So, I decided to fill up my time with as many projects as I could. I registered for a legal professional development course. I signed up for the London Marathon. And I emailed about a thousand estate agents. I figured that I’d rather be overwhelmed and busy than be alone with myself and my thoughts.

Reader, it worked!

These things did indeed fill up a pretty portion of my time and brain space, and predictably, there was no time left for my mind wander to those dark places.

Coursework soon started, and work simultaneously became busier. I was consumed by a frantic, nervous energy to find a new flat, and soon I was spending most lunch breaks arranging viewings and talking to estate agents. I got up most mornings at 6am for 1 to 2 hour long runs. I became obsessed with nutrition and ‘fuelling’.

Unsurprisingly, colleagues and friends began saying I should ‘slow down’, and that I seemed ‘stressed’, (someone even said I was ‘deteriorating’) and maybe I was. But wasn’t it better than the feeling of sad, lonely, emptiness I felt before? It was great. I had stuff to do. No more lonely nights at home twiddling my thumbs watching the One Show and sinking into a pit of anxiety and sadness about nothing in particular. I had things to plan. Things to research. Things to talk about. Mostly, I knew how to define myself again. I was the marathon-running- law specialist- soon to be home-owner. And when those unwanted feelings started to creep up on me again, I ran faster, studied harder and booked more viewings.

By the time exams rolled round (happily coinciding with the final weeks of training), I was an exhausted, nervous, weepy wreck. But this is how things are supposed to be, right?If you’re unhappy, isn’t it best to just embark on more and more new things until you can barely remember who you are when you’re not planning/studying/making/doing?

I don’t regret my projects. I am pleased I ran the marathon, and happy I have more qualifications. We’ve even now bought a flat. My life is full, and I am grateful for everything in it. But this obsession with ‘projects’ was not satisfying, and they really didn’t fulfil me the way I imagined they would.
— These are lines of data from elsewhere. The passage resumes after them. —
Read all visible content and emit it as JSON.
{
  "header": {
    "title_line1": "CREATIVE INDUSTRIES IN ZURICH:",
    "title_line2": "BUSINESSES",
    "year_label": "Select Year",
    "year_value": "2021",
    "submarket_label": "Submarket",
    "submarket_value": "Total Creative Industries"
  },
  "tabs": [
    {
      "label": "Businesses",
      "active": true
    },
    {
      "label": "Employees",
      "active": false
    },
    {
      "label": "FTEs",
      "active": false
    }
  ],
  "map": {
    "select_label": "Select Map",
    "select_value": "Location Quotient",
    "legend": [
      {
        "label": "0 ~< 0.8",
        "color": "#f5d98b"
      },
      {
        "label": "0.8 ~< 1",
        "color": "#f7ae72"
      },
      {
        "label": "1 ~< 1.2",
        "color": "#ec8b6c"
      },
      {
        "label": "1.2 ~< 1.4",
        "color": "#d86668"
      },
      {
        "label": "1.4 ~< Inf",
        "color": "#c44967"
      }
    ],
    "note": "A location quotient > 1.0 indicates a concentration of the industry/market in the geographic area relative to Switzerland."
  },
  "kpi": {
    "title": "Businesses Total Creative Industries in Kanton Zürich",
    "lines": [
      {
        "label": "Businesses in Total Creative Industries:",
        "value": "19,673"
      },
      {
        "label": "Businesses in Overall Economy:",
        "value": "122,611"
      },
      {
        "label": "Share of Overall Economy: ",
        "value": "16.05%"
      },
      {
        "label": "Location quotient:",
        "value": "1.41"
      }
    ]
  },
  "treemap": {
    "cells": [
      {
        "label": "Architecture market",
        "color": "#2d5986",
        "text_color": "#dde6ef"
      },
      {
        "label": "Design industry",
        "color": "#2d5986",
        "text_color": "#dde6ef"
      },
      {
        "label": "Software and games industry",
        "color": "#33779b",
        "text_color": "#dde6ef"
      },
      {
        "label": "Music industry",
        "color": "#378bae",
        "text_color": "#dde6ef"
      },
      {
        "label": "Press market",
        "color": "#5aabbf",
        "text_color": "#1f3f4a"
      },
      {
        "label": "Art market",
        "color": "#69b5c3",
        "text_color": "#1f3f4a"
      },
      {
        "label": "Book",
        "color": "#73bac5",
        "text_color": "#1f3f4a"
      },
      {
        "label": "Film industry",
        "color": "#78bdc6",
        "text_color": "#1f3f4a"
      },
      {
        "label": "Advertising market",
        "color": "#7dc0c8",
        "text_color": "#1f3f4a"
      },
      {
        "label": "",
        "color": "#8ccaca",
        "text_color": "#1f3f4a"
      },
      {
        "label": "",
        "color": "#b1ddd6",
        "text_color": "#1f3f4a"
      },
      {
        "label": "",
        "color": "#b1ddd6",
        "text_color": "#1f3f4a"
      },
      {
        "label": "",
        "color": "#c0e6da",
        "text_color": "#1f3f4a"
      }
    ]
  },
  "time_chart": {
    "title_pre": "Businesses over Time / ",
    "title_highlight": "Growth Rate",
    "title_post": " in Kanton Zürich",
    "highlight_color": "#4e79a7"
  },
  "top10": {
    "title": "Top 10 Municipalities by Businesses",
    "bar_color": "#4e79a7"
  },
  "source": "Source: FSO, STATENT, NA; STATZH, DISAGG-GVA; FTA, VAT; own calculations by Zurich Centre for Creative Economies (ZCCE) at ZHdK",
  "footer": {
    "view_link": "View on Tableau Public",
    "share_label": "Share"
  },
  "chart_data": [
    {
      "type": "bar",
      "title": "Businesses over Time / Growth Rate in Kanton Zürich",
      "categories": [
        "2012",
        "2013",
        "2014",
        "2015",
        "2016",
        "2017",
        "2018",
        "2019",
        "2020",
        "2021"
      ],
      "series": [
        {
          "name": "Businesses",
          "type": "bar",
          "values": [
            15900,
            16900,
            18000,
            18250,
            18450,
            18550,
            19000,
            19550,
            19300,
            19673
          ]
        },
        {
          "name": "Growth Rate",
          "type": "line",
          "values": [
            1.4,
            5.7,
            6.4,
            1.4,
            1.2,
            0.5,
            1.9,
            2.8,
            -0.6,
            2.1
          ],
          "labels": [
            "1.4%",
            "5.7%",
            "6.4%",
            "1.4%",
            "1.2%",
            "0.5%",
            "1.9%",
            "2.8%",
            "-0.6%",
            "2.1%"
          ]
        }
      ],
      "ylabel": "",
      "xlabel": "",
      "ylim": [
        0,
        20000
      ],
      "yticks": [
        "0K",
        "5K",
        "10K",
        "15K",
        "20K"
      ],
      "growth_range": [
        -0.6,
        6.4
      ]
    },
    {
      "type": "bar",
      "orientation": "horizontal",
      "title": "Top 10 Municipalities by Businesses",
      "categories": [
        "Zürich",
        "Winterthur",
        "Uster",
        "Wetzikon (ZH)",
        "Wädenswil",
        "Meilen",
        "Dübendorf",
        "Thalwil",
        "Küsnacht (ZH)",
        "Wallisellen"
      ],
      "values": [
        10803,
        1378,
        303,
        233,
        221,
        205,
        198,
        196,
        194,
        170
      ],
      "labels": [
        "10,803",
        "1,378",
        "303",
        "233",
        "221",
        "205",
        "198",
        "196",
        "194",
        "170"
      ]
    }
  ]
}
I did well on my exams, but I sort of didn’t care. Flat-hunting, which I had always looked forward to, brought up old feelings of moving around too much as a kid, and was never really any fun. And crossing the marathon finish line was probably the biggest anti-climax of my life.

They say you need to take time to settle in to married life. It’s a cliché, but there is probably something in that.

The thing is, despite marrying my soul mate, building the life I’ve always wanted, and despite all of the things I’ve ‘achieved’ since the wedding, I’m still suffering from periods of loneliness, anxiety and unexplained sadness.

I’ve decided it’s time for me to take some time to sit quietly in myself, and forget about doing the next thing. It’s scary, and I don’t know what will happen. But it’s been a year since the wedding, and it’s time to ban the projects.

I will keep you posted.

Main image by Jamie Dunn Photography

(The author of this article wishes to remain anonymous)